The actual preparation wasn’t complicated. I started by sautéing the base with the shrimp paste in some peanut oil. Shrimp paste is interesting stuff. It’s extremely viscous. You could roll it in a ball and play marbles with it—a very sticky, odorous game of marbles. The smell can only be described as brown. Brown, sweet, salty, sea paste. If that doesn’t make sense to you, go get some shrimp paste and smell it. Then I added the rest of the fruit (because why wouldn’t there be fruit in this fish noodle breakfast soup?)—banana blossoms and tamarind, the vegetables—water chestnuts, and the legumes—smashed chickpeas, as well as gram (chickpea) flour to help thicken the broth.
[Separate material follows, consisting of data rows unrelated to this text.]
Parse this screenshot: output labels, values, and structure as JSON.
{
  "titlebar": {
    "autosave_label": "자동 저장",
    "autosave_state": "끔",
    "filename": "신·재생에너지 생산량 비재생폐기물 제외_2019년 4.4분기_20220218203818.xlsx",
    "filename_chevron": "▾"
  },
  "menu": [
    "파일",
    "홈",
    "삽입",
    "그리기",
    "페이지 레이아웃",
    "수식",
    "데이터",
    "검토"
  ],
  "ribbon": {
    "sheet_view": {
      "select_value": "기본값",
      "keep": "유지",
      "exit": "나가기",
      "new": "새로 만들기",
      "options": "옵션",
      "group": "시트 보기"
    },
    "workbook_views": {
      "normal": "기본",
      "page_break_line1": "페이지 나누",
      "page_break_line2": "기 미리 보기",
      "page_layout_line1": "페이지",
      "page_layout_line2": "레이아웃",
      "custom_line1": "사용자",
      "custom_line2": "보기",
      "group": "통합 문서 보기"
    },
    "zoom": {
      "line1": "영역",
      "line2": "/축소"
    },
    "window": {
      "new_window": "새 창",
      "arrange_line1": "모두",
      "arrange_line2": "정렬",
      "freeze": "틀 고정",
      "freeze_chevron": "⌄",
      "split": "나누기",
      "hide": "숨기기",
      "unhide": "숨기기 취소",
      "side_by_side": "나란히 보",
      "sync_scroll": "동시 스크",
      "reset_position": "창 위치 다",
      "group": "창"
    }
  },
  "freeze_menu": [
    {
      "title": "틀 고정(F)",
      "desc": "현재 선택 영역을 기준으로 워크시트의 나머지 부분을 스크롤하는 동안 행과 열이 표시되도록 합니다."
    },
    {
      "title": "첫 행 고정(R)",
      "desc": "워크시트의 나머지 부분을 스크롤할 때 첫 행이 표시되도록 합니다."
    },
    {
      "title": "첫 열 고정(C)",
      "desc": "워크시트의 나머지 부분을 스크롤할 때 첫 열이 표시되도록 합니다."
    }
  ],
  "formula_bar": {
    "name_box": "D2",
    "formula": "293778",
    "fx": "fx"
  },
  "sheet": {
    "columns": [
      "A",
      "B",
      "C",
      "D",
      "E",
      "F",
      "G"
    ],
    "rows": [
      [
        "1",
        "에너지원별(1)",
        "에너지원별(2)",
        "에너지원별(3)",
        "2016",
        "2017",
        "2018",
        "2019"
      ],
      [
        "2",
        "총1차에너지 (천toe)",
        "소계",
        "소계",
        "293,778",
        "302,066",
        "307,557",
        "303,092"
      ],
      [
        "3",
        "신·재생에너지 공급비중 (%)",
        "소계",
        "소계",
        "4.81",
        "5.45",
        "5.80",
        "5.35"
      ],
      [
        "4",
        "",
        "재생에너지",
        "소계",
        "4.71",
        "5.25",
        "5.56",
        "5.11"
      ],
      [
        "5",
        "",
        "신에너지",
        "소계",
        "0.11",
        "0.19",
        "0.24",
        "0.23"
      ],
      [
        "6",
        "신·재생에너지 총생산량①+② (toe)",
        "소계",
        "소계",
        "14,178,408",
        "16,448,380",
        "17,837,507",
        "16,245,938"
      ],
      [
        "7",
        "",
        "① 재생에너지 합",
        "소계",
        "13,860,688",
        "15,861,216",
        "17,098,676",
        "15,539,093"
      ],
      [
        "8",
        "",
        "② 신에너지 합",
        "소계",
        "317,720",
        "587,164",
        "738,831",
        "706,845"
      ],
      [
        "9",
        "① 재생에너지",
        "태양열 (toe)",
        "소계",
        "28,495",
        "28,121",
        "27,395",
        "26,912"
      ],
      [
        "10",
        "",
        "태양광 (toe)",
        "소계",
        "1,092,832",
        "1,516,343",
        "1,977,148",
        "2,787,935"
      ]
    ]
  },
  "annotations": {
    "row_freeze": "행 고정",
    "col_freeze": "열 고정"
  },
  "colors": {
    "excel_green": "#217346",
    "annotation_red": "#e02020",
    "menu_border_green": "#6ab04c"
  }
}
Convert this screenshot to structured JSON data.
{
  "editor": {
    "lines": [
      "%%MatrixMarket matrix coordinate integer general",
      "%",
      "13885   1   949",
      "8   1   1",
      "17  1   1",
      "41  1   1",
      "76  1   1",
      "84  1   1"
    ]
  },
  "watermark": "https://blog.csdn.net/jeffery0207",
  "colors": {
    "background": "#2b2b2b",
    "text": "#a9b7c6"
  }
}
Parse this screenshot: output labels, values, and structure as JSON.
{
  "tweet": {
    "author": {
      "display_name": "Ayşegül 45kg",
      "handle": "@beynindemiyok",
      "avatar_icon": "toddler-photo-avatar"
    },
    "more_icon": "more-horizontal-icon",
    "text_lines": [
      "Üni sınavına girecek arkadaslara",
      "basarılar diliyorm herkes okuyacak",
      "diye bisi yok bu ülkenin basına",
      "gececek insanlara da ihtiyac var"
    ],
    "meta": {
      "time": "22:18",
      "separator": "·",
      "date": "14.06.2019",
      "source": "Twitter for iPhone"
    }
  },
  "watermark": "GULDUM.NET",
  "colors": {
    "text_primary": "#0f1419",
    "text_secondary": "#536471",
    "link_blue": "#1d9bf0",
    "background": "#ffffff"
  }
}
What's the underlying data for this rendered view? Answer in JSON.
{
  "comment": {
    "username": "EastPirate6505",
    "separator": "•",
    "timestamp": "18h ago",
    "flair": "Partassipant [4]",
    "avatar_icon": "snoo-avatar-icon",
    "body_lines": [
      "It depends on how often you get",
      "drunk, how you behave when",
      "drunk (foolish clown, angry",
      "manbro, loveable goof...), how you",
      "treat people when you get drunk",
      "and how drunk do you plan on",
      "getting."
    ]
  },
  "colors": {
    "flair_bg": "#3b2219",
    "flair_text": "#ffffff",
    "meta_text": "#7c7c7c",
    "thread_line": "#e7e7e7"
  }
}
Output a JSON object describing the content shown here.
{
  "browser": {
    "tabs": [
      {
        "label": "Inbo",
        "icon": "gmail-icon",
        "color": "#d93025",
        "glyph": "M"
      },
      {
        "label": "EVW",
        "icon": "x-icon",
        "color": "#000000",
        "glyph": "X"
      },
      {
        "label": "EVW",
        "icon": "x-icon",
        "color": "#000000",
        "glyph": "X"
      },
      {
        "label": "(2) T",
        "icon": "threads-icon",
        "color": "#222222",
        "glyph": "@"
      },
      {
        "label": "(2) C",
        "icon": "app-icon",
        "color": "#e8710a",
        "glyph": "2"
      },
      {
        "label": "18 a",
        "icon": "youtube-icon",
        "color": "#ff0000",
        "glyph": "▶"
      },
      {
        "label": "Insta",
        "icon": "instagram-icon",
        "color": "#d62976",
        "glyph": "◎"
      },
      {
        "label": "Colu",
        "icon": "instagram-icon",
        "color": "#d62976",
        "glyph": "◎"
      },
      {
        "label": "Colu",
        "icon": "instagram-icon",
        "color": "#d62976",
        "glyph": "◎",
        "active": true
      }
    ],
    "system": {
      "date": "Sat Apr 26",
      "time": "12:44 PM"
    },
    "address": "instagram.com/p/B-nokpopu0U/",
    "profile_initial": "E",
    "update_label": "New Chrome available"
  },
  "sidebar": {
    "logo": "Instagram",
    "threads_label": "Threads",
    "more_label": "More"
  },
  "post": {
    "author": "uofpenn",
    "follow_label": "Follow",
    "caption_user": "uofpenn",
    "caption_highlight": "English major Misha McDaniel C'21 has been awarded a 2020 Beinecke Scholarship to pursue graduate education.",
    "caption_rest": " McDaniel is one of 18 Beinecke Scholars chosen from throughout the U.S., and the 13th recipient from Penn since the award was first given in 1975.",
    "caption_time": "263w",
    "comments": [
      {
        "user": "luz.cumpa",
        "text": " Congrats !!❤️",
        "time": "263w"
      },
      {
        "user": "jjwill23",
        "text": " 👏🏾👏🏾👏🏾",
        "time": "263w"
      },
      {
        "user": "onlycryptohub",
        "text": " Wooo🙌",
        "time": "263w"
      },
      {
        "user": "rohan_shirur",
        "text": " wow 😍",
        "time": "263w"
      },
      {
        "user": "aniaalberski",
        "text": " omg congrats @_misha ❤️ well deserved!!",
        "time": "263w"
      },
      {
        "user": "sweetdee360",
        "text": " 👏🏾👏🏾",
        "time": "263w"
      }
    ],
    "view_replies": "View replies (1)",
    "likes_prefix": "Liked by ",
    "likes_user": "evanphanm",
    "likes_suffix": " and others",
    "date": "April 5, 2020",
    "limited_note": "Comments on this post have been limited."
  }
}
I opened the can of banana blossoms, not knowing what to expect. I found that they looked identical to artichoke hearts and tasted similar, with just a little brighter flavor and none of the toothsome quality the outer peels of artichokes can have. From there I just added stock, brought it to a boil and then added some pre-made rice noodles and uncooked white fish. I used swai, a sort of Asian catfish. The noodles and fish need to cook only a few minutes, five or so, with a few tablespoons of fish sauce. When I make this again, I’ll keep the noodles separate. After I ate my dish and the rest of the pot had sat on the stove for a few minutes, the noodles absorbed all the broth. Reading about mohinga online, I learned that the street vendors who sell it apparently keep the broth in one pot, the noodles in another and the toppings in separate containers.
The toppings. Oh, the toppings. The whole dish was delicious, but the toppings were my favorite part—fresh cilantro, lime and thinly sliced red chilies, sliced hardboiled egg and fried onions battered in gram flour. Apparently, there are many more options for toppings including a “Chinese donut.” That sounds very promising, as the only thing that could possibly improve fruit-laden, crustacean-flavored, spicy breakfast fish soup is a deep-fried donut. I might have gone overboard with the amount of toppings I used. I just don’t know. I’ve never been to Burma and watched the locals prepare their early morning mohinga.
I’ve never been to Burma to test a seasoned professional’s breakfast soup. I’ve never seen him sprinkle on the toppings, adding just the right amount of cilantro (or as the recipes called for—coriander leaves) or chilies or fried Chinese donuts. Hopefully I will get a chance to try some of this authentic Burmese cuisine one day while walking the streets of the capital, Nay Pyi Taw, or Yangon, the largest city. All I know is—either way—I’d ask for extra donuts.